Supplied information
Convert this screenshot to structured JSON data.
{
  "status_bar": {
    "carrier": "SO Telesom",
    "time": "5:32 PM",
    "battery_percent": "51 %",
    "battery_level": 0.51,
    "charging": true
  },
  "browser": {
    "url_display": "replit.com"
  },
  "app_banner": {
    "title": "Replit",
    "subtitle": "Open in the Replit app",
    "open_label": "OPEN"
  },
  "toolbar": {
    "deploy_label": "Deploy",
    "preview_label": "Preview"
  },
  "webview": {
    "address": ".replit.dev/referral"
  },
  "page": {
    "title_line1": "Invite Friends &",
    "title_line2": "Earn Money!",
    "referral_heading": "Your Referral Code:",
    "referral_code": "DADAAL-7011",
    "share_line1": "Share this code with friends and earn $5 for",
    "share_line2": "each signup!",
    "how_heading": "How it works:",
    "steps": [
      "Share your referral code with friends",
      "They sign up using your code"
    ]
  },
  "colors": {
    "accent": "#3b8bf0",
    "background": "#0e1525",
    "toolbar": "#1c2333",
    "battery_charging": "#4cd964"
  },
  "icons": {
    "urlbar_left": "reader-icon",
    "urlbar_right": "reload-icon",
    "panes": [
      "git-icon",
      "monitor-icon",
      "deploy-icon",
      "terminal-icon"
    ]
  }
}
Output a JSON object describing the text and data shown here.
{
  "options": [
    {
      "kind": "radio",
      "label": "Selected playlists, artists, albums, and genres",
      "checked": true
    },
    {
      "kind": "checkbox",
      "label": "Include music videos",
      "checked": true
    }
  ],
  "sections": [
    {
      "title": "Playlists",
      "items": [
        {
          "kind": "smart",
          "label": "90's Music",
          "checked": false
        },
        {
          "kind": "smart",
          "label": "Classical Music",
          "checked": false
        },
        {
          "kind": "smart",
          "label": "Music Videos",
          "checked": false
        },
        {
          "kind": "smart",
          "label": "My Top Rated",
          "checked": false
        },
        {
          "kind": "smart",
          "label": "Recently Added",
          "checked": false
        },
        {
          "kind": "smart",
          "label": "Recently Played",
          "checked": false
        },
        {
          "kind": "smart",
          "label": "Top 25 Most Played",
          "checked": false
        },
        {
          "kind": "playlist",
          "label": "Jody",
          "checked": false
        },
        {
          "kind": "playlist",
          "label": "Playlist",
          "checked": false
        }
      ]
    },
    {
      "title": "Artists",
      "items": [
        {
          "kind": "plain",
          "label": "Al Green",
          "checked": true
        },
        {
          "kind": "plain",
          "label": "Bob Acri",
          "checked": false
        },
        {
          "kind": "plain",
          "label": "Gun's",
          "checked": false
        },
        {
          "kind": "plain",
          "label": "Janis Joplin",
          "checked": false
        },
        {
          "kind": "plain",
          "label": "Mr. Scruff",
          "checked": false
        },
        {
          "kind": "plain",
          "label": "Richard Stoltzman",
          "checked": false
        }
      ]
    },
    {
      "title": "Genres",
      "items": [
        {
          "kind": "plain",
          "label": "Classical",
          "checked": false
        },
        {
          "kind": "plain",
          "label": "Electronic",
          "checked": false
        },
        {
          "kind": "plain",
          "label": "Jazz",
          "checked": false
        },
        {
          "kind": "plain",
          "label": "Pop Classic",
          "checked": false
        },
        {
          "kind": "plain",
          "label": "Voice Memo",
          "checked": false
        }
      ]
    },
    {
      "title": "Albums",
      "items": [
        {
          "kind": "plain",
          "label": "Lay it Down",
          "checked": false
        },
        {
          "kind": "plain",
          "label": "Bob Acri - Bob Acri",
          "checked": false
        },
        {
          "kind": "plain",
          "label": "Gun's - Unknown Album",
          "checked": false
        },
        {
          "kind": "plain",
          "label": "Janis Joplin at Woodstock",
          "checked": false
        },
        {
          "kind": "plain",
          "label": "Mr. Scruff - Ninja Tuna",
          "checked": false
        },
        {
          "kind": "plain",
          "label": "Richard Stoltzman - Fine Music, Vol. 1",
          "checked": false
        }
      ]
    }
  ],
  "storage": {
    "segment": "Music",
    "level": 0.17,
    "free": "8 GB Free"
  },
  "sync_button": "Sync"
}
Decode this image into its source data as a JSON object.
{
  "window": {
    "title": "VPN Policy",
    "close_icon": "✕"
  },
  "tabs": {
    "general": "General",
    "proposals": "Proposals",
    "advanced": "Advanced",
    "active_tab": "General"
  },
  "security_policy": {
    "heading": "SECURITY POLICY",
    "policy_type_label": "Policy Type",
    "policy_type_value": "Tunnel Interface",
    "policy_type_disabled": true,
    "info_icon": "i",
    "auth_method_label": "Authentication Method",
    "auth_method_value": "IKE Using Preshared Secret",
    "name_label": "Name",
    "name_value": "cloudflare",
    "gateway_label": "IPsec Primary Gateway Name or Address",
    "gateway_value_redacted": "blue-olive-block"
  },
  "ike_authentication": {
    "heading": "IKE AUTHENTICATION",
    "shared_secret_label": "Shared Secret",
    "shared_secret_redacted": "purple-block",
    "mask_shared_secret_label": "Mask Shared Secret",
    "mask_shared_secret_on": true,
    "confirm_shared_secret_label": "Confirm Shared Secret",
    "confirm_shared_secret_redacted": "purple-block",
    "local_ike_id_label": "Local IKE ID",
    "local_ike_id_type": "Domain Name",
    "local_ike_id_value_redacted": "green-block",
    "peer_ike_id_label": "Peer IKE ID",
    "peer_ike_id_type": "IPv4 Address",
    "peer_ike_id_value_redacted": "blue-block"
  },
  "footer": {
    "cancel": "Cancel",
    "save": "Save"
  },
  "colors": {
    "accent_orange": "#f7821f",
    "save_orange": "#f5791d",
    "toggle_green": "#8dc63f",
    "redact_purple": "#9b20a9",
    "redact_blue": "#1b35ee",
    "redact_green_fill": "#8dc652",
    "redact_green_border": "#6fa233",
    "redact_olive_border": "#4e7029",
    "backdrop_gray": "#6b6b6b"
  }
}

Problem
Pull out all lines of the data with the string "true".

Exercise answer
    "charging": true
      "checked": true
      "checked": true
          "checked": true
    "policy_type_disabled": true,
    "mask_shared_secret_on": true,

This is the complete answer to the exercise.